The University of Mississippi

In Session, In Awe

OMWC Scholar Spends Summer Watching History Unfold in Highest Court

By Julia Grant

Wednesdays of the University of Mississippi’s spring semester found me sitting in the Ole Miss Women’s Council office of Nora Capwell, discussing a recurrent theme: Where could I find an enriching summer experience? It was a topic I dwelled on with blatant anxiety. I longed to do something exciting and informative but believed I would never be accepted into the top-tier programs that captured my interests.

Now I find myself challenged to try to articulate how informative, impactful and life-changing my summer proved to be, all because Ms. Nora and others encouraged me to put action behind my dreams and apply for coveted internship positions. I listened to my mentors and applied to one program, in particular, that I often caught myself daydreaming about — the place that I couldn’t quit reading about, thinking about.

Four months later, as I walked up the marble staircase at the United States Supreme Court, it was almost impossible to contain the incredulity I felt for actually being there. During the first week, Supreme Court fellows ask the new interns what university they attend and why they applied to the program. Both of my answers were met with raised eyebrows and slight chuckles, as I confirmed I was an Ole Miss student who was there because “I liked to read court opinions for fun.”

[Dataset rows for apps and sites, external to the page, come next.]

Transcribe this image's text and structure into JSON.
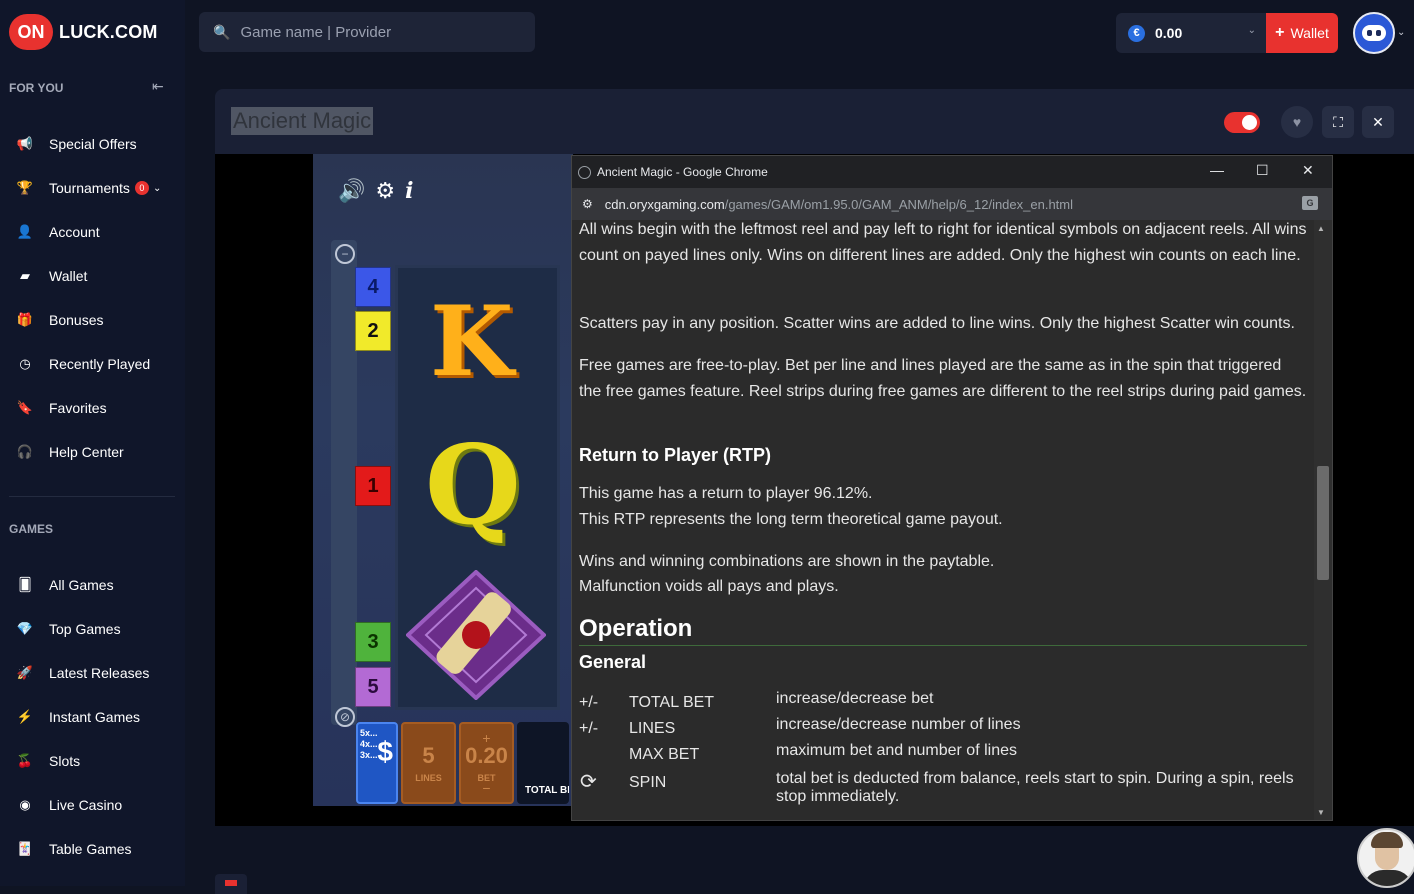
{
  "brand": {
    "on": "ON",
    "name": "LUCK.COM"
  },
  "search": {
    "placeholder": "Game name | Provider"
  },
  "balance": {
    "currency_symbol": "€",
    "amount": "0.00"
  },
  "wallet_button": {
    "label": "Wallet"
  },
  "sidebar": {
    "for_you_heading": "FOR YOU",
    "for_you_items": [
      {
        "label": "Special Offers",
        "icon": "megaphone-icon"
      },
      {
        "label": "Tournaments",
        "icon": "trophy-icon",
        "badge": "0"
      },
      {
        "label": "Account",
        "icon": "user-icon"
      },
      {
        "label": "Wallet",
        "icon": "wallet-icon"
      },
      {
        "label": "Bonuses",
        "icon": "gift-icon"
      },
      {
        "label": "Recently Played",
        "icon": "clock-icon"
      },
      {
        "label": "Favorites",
        "icon": "bookmark-icon"
      },
      {
        "label": "Help Center",
        "icon": "headset-icon"
      }
    ],
    "games_heading": "GAMES",
    "games_items": [
      {
        "label": "All Games",
        "icon": "cards-icon"
      },
      {
        "label": "Top Games",
        "icon": "diamond-icon"
      },
      {
        "label": "Latest Releases",
        "icon": "rocket-icon"
      },
      {
        "label": "Instant Games",
        "icon": "lightning-icon"
      },
      {
        "label": "Slots",
        "icon": "cherries-icon"
      },
      {
        "label": "Live Casino",
        "icon": "roulette-icon"
      },
      {
        "label": "Table Games",
        "icon": "card-icon"
      }
    ]
  },
  "game": {
    "title": "Ancient Magic",
    "line_markers": [
      "4",
      "2",
      "1",
      "3",
      "5"
    ],
    "paytable_text": [
      "5x...",
      "4x...",
      "3x..."
    ],
    "lines_value": "5",
    "lines_label": "LINES",
    "bet_value": "0.20",
    "bet_label": "BET",
    "total_label": "TOTAL BET"
  },
  "chrome": {
    "window_title": "Ancient Magic - Google Chrome",
    "url_host": "cdn.oryxgaming.com",
    "url_path": "/games/GAM/om1.95.0/GAM_ANM/help/6_12/index_en.html",
    "p1": "All wins begin with the leftmost reel and pay left to right for identical symbols on adjacent reels. All wins count on payed lines only. Wins on different lines are added. Only the highest win counts on each line.",
    "p2": "Scatters pay in any position. Scatter wins are added to line wins. Only the highest Scatter win counts.",
    "p3": "Free games are free-to-play. Bet per line and lines played are the same as in the spin that triggered the free games feature. Reel strips during free games are different to the reel strips during paid games.",
    "rtp_heading": "Return to Player (RTP)",
    "rtp_line1": "This game has a return to player 96.12%.",
    "rtp_line2": "This RTP represents the long term theoretical game payout.",
    "wins_line1": "Wins and winning combinations are shown in the paytable.",
    "wins_line2": "Malfunction voids all pays and plays.",
    "operation_heading": "Operation",
    "general_heading": "General",
    "ops": [
      {
        "sign": "+/-",
        "name": "TOTAL BET",
        "desc": "increase/decrease bet"
      },
      {
        "sign": "+/-",
        "name": "LINES",
        "desc": "increase/decrease number of lines"
      },
      {
        "sign": "",
        "name": "MAX BET",
        "desc": "maximum bet and number of lines"
      },
      {
        "sign": "",
        "name": "SPIN",
        "desc": "total bet is deducted from balance, reels start to spin. During a spin, reels stop immediately."
      }
    ]
  }
}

Even though I was excited, my expectations were a little low. I thought the internship position would be on the periphery — after all, I was a mere freshman in the nation’s bastion of justice. Yet, suddenly, I was thrown feet-first into the world of petitions, briefs and court cases. Every night I read about the inner-workings of the judicial system just so I could stay afloat as the phones rang repeatedly, and I was asked countless questions that I would have had no idea how to answer only a few weeks earlier.

Then came the time every intern eagerly awaited — the days court was in session. Because I was there for the summer months, I did not get to hear oral arguments. However, not all of the opinions had been handed down for the term, and the justices typically reserve the most controversial decisions until the end.

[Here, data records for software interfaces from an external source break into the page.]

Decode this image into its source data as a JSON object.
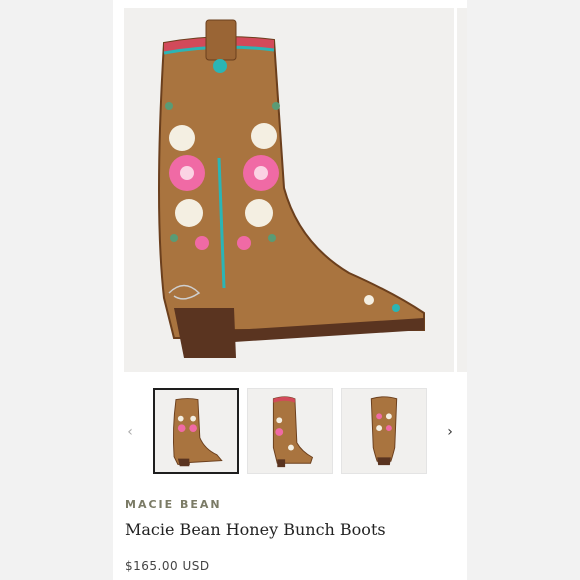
{
  "product": {
    "brand": "MACIE BEAN",
    "title": "Macie Bean Honey Bunch Boots",
    "price": "$165.00 USD"
  },
  "gallery": {
    "prev_icon": "chevron-left-icon",
    "next_icon": "chevron-right-icon",
    "prev_glyph": "‹",
    "next_glyph": "›",
    "active_index": 0,
    "thumbnails": [
      "side-view",
      "angle-view",
      "back-view"
    ]
  },
  "colors": {
    "leather": "#a9743f",
    "leather_dark": "#6b3f1d",
    "sole": "#5a3420",
    "turquoise": "#2bb5b5",
    "pink": "#f06aa5",
    "cream": "#f4efe2",
    "active_border": "#1e1e1e"
  }
}
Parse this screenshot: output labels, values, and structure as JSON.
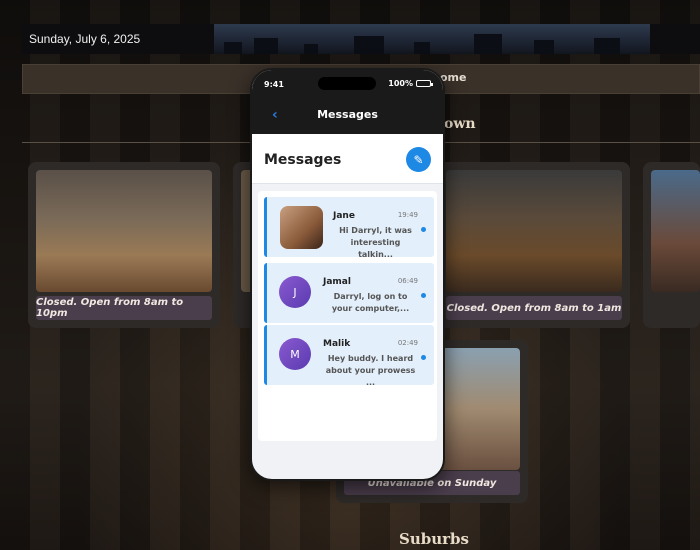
{
  "header": {
    "date": "Sunday, July 6, 2025",
    "nav_text": "ome",
    "section_title": "own"
  },
  "cards": [
    {
      "caption": "Closed. Open from 8am to 10pm",
      "image": "gym"
    },
    {
      "caption": "Closed. Open from 8am to 1am",
      "image": "bar"
    },
    {
      "caption": "Unavailable on Sunday",
      "image": "mall"
    }
  ],
  "bottom_section": "Suburbs",
  "phone": {
    "time": "9:41",
    "battery": "100%",
    "nav_title": "Messages",
    "back_icon": "chevron-left-icon",
    "header_title": "Messages",
    "compose_icon": "pencil-icon",
    "messages": [
      {
        "name": "Jane",
        "time": "19:49",
        "text": "Hi Darryl, it was interesting talkin...",
        "avatar": "photo",
        "initial": ""
      },
      {
        "name": "Jamal",
        "time": "06:49",
        "text": "Darryl, log on to your computer,...",
        "avatar": "purple",
        "initial": "J"
      },
      {
        "name": "Malik",
        "time": "02:49",
        "text": "Hey buddy. I heard about your prowess ...",
        "avatar": "purple",
        "initial": "M"
      }
    ]
  },
  "colors": {
    "accent": "#1e88e5",
    "unread_bg": "#e3effb",
    "caption_bg": "#4a3d4c"
  }
}
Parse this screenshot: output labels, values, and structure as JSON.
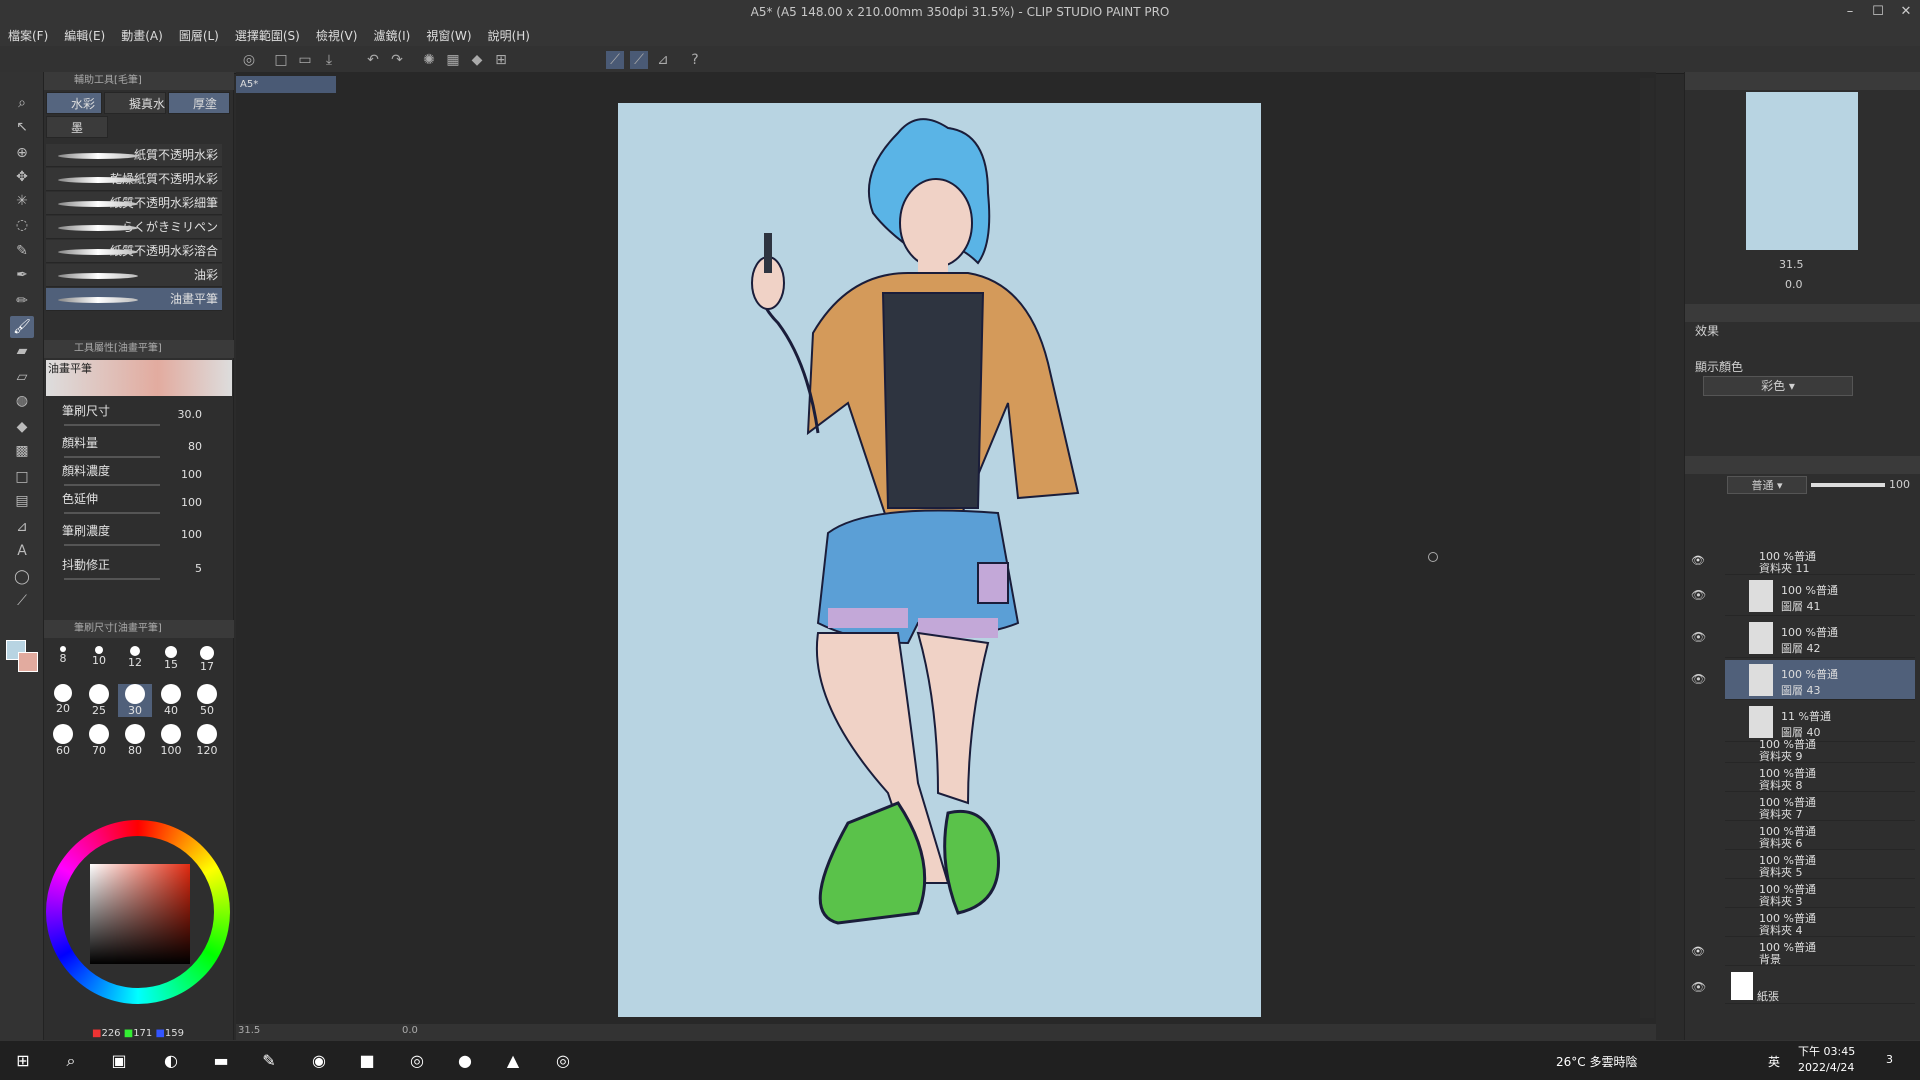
{
  "window": {
    "title": "A5* (A5 148.00 x 210.00mm 350dpi 31.5%)  - CLIP STUDIO PAINT PRO"
  },
  "menu": [
    "檔案(F)",
    "編輯(E)",
    "動畫(A)",
    "圖層(L)",
    "選擇範圍(S)",
    "檢視(V)",
    "濾鏡(I)",
    "視窗(W)",
    "說明(H)"
  ],
  "subtool": {
    "header": "輔助工具[毛筆]",
    "tabs": [
      "水彩",
      "擬真水",
      "厚塗",
      "墨"
    ],
    "brushes": [
      "紙質不透明水彩",
      "乾燥紙質不透明水彩",
      "紙質不透明水彩細筆",
      "らくがきミリペン",
      "紙質不透明水彩溶合",
      "油彩",
      "油畫平筆"
    ],
    "prop_header": "工具屬性[油畫平筆]",
    "brush_name": "油畫平筆",
    "props": [
      {
        "label": "筆刷尺寸",
        "value": "30.0"
      },
      {
        "label": "顏料量",
        "value": "80"
      },
      {
        "label": "顏料濃度",
        "value": "100"
      },
      {
        "label": "色延伸",
        "value": "100"
      },
      {
        "label": "筆刷濃度",
        "value": "100"
      },
      {
        "label": "抖動修正",
        "value": "5"
      }
    ],
    "size_header": "筆刷尺寸[油畫平筆]",
    "sizes": [
      "8",
      "10",
      "12",
      "15",
      "17",
      "20",
      "25",
      "30",
      "40",
      "50",
      "60",
      "70",
      "80",
      "100",
      "120"
    ]
  },
  "color": {
    "r": "226",
    "g": "171",
    "b": "159",
    "main": "#e2ab9f",
    "sub": "#b8d4e2"
  },
  "doc": {
    "tab": "A5*",
    "zoom": "31.5",
    "angle": "0.0"
  },
  "navigator": {
    "zoom": "31.5",
    "angle": "0.0"
  },
  "layerprop": {
    "effect": "效果",
    "display_color": "顯示顏色",
    "color_mode": "彩色"
  },
  "layers": {
    "blend": "普通",
    "opacity": "100",
    "items": [
      {
        "kind": "folder",
        "line1": "100 %普通",
        "line2": "資料夾 11"
      },
      {
        "kind": "layer",
        "line1": "100 %普通",
        "line2": "圖層 41"
      },
      {
        "kind": "layer",
        "line1": "100 %普通",
        "line2": "圖層 42"
      },
      {
        "kind": "layer",
        "line1": "100 %普通",
        "line2": "圖層 43"
      },
      {
        "kind": "layer",
        "line1": "11 %普通",
        "line2": "圖層 40"
      },
      {
        "kind": "folder",
        "line1": "100 %普通",
        "line2": "資料夾 9"
      },
      {
        "kind": "folder",
        "line1": "100 %普通",
        "line2": "資料夾 8"
      },
      {
        "kind": "folder",
        "line1": "100 %普通",
        "line2": "資料夾 7"
      },
      {
        "kind": "folder",
        "line1": "100 %普通",
        "line2": "資料夾 6"
      },
      {
        "kind": "folder",
        "line1": "100 %普通",
        "line2": "資料夾 5"
      },
      {
        "kind": "folder",
        "line1": "100 %普通",
        "line2": "資料夾 3"
      },
      {
        "kind": "folder",
        "line1": "100 %普通",
        "line2": "資料夾 4"
      },
      {
        "kind": "folder",
        "line1": "100 %普通",
        "line2": "背景"
      },
      {
        "kind": "paper",
        "line1": "",
        "line2": "紙張"
      }
    ]
  },
  "taskbar": {
    "weather": "26°C 多雲時陰",
    "time": "下午 03:45",
    "date": "2022/4/24",
    "ime": "英",
    "notif": "3"
  }
}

Those Mondays in June were some of the most thrilling days I have ever experienced. My concentrated efforts were needed to appear nonchalant as I made my way across the throngs in the front courtyard: news reporters talking urgently into their microphones, concerned citizens joining the long line that snaked its way around the court, and dignitaries ranging from high-profile attorneys to U.S. senators walking briskly into the building. Just before 10 each morning, I would leave my desk and head upstairs to the courtroom, where whispers flew through the air about what opinions the court might release that day and speculation on whether there would be fiery dissent.

The marshal would open with the resounding “oyez, oyez,” as the red velvet curtains parted and nine of the most brilliant, influential Americans entered the room. I heard Justice Sonia Sotomayor read a scathing, pithy dissent; I listened eagerly as Chief Justice John Roberts Jr. announced the Court’s much-awaited and crafty decision on the travel ban case; I laughed at Justice Neil Gorsuch’s self-deprecating humor; I sat in awe over the history I was watching unfold.

I can’t quite express the feeling that would rise in my chest daily as I walked through the Supreme Court’s hallowed halls. It is an institution of dignity, humility, patriotism and righteousness. Its autonomy and integrity are distinctly American, and nothing else in my life has ever made me more proud to be one. Perhaps I never believed I would get the chance to be a part of it, but for 11 weeks, I was — no matter how minute and inconsequential that part was.

An unforgettable life experience was mine because of the continuing encouragement I received from the Ole Miss Women’s Council, a quirky pastime and a deep reverence for the structure of our judicial system and the nation itself.